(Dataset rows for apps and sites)
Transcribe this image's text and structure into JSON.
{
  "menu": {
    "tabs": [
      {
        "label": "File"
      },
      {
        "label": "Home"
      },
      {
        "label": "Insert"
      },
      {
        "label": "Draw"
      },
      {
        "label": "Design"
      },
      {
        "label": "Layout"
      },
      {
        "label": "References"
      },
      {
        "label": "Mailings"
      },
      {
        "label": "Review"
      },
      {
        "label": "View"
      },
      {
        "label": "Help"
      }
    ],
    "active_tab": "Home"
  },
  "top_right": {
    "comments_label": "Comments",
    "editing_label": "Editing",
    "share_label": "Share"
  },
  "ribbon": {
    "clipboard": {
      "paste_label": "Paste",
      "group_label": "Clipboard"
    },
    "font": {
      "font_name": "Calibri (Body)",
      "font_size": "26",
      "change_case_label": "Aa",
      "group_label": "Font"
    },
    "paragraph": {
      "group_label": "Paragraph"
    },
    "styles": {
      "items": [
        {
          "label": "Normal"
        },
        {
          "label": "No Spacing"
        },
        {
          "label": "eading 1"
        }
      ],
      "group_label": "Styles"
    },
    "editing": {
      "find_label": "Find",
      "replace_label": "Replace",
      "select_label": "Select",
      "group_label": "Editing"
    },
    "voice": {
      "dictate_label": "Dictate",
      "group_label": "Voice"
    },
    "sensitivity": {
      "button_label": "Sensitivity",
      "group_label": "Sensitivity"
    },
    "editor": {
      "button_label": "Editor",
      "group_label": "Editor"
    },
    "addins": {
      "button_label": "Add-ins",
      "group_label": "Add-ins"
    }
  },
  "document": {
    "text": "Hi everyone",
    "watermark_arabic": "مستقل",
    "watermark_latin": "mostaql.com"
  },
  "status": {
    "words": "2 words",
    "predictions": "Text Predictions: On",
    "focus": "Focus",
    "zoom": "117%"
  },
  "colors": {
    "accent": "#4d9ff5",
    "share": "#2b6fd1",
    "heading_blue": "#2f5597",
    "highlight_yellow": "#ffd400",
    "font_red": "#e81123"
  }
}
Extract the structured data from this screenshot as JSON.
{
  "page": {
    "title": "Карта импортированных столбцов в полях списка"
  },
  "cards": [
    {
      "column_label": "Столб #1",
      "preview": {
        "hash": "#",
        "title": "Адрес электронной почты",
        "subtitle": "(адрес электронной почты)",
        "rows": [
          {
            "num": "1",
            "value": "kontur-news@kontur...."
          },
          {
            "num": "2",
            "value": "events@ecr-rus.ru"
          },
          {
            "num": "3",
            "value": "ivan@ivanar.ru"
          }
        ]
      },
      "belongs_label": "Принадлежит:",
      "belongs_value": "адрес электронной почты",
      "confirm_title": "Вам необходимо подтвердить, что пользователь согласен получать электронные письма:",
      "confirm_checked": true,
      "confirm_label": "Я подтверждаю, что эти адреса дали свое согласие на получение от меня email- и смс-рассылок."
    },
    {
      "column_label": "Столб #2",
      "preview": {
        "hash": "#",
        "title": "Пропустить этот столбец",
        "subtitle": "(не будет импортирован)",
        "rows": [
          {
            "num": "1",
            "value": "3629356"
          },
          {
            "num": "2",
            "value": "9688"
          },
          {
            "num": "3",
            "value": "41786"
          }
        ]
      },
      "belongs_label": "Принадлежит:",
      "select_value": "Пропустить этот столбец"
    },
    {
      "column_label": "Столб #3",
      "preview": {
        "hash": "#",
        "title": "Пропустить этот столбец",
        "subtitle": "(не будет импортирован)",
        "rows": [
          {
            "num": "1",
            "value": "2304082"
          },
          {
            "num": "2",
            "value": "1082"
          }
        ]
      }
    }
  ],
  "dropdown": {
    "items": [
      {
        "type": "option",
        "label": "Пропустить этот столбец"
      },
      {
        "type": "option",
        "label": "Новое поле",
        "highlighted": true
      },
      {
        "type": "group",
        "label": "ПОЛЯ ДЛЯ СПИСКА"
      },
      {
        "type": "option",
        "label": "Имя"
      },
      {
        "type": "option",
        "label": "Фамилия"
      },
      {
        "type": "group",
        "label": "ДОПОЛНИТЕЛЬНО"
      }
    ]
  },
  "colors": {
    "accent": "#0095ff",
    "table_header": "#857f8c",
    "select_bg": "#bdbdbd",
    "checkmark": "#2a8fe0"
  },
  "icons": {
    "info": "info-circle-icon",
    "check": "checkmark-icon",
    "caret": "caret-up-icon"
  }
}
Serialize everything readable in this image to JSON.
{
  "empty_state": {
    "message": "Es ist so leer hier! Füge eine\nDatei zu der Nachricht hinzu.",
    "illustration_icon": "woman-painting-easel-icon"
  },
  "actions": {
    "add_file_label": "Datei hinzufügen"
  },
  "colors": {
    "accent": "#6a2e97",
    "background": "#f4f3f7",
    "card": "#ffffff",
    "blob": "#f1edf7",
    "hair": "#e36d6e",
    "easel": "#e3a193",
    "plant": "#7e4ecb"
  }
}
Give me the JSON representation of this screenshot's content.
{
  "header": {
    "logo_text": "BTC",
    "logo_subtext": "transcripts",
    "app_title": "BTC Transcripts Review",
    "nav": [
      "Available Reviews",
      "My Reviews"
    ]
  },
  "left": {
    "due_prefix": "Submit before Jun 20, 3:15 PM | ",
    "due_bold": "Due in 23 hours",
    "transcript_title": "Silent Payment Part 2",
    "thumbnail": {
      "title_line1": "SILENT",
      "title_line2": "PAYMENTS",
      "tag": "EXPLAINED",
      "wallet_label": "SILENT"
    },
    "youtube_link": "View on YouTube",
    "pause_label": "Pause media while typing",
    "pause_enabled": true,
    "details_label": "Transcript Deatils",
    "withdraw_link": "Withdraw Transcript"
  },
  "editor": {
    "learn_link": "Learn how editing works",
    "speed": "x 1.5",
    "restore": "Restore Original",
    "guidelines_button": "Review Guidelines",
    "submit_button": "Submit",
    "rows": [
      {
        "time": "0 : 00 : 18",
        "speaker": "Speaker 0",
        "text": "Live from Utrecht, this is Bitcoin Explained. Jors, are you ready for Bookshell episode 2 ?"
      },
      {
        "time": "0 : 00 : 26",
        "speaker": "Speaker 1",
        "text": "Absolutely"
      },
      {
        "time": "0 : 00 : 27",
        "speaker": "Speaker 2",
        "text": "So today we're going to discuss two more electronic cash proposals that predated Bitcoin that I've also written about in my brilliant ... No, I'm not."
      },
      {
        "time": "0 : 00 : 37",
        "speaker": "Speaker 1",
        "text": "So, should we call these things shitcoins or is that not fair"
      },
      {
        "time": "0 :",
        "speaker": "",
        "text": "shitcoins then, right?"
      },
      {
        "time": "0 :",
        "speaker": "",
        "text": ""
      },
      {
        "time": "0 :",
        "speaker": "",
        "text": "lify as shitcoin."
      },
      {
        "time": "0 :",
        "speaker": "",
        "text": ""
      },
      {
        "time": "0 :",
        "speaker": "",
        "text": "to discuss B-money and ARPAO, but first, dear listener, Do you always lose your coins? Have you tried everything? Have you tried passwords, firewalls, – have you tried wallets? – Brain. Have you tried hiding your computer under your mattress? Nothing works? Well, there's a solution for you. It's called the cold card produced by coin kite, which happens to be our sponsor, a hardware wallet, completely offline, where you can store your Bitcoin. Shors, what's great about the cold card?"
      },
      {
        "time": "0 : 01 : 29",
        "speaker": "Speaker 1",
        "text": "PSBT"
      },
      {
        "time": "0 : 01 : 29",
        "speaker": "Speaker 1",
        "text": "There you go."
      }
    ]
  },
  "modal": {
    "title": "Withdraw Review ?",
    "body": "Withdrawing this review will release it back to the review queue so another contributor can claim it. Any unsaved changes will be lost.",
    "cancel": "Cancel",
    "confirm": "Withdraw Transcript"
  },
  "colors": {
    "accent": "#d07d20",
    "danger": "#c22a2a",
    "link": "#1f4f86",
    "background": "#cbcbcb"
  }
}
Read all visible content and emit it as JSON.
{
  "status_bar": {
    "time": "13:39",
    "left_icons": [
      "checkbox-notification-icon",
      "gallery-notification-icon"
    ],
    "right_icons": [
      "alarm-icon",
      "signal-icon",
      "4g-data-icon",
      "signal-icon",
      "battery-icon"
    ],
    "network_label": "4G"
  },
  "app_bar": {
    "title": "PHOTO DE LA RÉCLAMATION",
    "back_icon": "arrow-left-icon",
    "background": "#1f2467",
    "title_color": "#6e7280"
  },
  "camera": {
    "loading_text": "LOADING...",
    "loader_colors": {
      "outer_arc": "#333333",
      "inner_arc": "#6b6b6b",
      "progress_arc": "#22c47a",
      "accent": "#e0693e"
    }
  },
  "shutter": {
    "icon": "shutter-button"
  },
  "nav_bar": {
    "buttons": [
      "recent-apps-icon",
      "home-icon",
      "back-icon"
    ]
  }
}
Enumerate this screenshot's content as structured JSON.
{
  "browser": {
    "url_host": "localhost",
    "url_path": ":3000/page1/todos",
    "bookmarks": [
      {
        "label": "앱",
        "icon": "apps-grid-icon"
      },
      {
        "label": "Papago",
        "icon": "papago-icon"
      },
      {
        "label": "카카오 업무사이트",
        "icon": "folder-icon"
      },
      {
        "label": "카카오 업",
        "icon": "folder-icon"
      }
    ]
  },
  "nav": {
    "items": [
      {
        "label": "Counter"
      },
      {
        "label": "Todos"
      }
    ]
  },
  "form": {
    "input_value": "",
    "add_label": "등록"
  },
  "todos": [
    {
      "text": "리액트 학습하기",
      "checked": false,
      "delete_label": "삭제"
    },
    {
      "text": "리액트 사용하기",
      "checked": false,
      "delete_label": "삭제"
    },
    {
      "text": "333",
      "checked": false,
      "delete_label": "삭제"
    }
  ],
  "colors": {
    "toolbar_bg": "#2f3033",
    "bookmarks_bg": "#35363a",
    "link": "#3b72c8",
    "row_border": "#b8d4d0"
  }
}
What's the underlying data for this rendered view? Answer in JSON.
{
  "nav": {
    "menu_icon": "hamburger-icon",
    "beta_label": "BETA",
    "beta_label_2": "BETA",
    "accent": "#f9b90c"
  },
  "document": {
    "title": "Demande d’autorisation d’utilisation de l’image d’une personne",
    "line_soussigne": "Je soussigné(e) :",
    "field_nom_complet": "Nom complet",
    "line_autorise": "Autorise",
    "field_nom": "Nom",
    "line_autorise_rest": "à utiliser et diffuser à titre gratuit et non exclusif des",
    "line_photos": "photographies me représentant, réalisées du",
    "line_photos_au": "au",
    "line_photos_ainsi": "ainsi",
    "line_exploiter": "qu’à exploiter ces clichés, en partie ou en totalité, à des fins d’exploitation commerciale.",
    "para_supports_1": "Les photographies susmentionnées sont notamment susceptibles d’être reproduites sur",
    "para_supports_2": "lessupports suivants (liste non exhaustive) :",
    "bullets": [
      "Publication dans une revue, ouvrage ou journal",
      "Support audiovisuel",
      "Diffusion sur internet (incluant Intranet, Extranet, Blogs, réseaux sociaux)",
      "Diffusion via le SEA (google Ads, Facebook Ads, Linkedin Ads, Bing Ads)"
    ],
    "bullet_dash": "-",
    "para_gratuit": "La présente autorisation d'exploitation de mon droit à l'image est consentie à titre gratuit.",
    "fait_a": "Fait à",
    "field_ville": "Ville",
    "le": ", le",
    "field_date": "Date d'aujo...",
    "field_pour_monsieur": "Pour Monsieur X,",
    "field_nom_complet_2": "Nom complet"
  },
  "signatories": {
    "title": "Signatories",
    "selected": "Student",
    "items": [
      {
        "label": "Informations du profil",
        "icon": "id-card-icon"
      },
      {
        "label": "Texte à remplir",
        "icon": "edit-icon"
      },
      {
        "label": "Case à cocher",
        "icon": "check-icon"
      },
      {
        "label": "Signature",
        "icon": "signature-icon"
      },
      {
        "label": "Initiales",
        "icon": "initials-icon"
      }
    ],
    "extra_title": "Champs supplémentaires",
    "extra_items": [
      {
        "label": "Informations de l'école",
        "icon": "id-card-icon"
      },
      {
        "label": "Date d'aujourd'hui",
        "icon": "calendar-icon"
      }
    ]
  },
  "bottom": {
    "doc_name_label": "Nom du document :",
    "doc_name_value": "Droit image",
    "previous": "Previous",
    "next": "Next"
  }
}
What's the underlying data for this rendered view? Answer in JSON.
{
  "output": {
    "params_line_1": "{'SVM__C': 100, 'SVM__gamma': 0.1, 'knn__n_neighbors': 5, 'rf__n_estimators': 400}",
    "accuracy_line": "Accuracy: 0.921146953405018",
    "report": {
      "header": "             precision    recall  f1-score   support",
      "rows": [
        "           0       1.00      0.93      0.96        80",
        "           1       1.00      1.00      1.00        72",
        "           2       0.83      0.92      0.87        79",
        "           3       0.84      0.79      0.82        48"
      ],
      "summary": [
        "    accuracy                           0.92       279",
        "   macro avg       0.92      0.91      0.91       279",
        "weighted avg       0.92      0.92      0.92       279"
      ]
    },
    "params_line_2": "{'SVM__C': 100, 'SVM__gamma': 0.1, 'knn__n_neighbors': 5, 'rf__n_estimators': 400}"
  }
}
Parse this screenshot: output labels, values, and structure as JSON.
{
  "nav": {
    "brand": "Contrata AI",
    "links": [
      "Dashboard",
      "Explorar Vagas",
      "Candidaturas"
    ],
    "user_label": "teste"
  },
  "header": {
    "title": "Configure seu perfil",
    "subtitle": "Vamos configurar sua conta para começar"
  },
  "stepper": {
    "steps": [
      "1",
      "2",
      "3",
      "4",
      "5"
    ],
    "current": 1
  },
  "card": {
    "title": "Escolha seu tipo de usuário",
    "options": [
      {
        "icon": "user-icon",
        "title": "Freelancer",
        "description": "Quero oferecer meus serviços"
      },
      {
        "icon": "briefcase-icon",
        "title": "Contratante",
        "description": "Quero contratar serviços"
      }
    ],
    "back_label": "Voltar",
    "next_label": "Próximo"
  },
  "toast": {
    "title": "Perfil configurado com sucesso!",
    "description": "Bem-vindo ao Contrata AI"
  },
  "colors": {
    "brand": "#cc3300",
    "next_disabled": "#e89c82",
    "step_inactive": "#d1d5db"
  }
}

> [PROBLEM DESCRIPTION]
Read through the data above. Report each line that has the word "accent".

> [WRITTEN RESPONSE]
    "accent": "#4d9ff5",
    "accent": "#0095ff",
    "accent": "#6a2e97",
    "accent": "#d07d20",
      "accent": "#e0693e"
    "accent": "#f9b90c"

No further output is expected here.